He sat out Wednesday afternoon’s practice, and Rockets coach Stephen Silas said the Rockets did not plan to play Harden again until they were able to arrange a trade.
Hours later, that trade was accomplished and Harden was bound for Brooklyn, offering another example of the degree to which athletes now hold the upper hand in the NBA in terms of power to reshape rosters and bend management to their will.
Power to the players
“The best players on good teams have always held major power,” said Jeff Van Gundy, the former Rockets coach who now works as an NBA analyst for ESPN. “But many times, a decade ago, those same players would say to themselves, ‘I can get away with this, but should I?’ That’s the type of responsibility that you would hope the best players would show.
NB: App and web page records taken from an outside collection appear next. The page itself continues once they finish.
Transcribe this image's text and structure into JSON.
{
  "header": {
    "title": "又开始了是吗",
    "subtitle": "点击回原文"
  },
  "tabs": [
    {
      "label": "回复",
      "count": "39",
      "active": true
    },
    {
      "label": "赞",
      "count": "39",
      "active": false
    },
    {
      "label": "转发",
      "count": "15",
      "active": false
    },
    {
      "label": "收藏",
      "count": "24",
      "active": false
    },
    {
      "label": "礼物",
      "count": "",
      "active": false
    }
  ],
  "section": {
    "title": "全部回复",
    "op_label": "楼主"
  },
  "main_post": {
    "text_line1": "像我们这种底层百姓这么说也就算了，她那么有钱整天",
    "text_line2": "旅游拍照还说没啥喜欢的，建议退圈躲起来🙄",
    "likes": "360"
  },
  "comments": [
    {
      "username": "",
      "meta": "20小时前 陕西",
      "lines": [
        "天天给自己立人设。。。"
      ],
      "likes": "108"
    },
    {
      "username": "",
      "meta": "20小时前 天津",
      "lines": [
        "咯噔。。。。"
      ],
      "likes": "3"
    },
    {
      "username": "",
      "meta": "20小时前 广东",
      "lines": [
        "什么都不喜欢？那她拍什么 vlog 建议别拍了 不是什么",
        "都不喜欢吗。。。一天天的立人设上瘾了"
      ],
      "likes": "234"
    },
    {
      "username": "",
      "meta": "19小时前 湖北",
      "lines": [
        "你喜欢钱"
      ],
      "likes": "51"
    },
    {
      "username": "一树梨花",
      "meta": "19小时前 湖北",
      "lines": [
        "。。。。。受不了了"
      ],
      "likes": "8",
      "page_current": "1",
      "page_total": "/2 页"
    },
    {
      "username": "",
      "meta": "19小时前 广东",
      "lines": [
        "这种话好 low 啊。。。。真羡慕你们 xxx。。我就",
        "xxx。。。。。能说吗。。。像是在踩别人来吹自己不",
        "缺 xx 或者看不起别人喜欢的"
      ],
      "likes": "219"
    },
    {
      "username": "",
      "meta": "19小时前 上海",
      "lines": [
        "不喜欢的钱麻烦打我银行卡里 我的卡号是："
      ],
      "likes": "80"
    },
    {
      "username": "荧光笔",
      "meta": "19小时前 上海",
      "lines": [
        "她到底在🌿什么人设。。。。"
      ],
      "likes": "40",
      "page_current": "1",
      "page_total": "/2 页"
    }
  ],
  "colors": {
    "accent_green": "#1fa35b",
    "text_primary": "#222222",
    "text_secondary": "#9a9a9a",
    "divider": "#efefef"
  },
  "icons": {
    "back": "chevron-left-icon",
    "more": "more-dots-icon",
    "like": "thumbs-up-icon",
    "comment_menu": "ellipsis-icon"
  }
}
“The popular term today is ‘player empowerment.’ I think what we’re seeing at times, and I’m not just speaking about Harden, is the abuse of their power. And I think we have to be very careful as a league that the fans can relate to our best players and that they’re conducting themselves for the most part well. I think there’s a big rift possible if that doesn’t happen.”
Asked if Harden’s conduct represented misplaced or abusive power, Van Gundy instead referred to Harden’s comments and conduct after the loss to the Lakers as well as earlier in the season, when he reported late to training camp.
“Let’s say he had come in and asked for a trade but then done everything right. Would he have been traded today? The answer is absolutely not,” Van Gundy said.
“This comes directly from an agent’s playbook that you have to act like a jerk to get what you want. I think everyone would agree that (Harden) brought it to a head with his post-game press conference. James Harden is very smart. He knew exactly what he was doing, and he got what he wanted because he was willing to act poorly.”
A history of trading stars
While the deal for Harden, the 2018 NBA Most Valuable Player, dominated sports headlines Wednesday, it is far from the only significant deal that the Rockets have made in their history.
In 1972, prior to their move to Houston from San Diego, the Rockets traded Elvin Hayes to the Washington Bullets for Jack Marin. In 1983, they also dealt a league MVP, center Moses Malone, to the Philadelphia 76ers for Rodney McCray, in a deal that led to two last-place finishes and the eventual draft rights to stars Ralph Sampson and Hakeem Olajuwon. Another blockbuster swap in 1995 brought Clyde Drexler home to Houston in return for Otis Thorpe.
There have been plenty of failed deals by Houston teams even prior to the Hopkins trade by the Texans – the Astros dealing future Hall of Famer Joe Morgan to the Cincinnati Reds and the Oilers dealing future Hall-of-Fame defensive back Ken Houston to Washington. A third MVP, running back Earl Campbell, was dealt in 1984 from the Oilers to the New Orleans Saints, but that was at the end of Campbell’s Hall-of-Fame career.
However, given the unusual circumstances that the Rockets faced with Harden’s wish to be elsewhere, Van Gundy said he believes Rockets management “did as well as they could (with the Harden deal). They should be praised.”
And now the games will continue, with Harden gone and Olidipo in a lineup that includes John Wall and Christian Wood, both acquired in the offseason.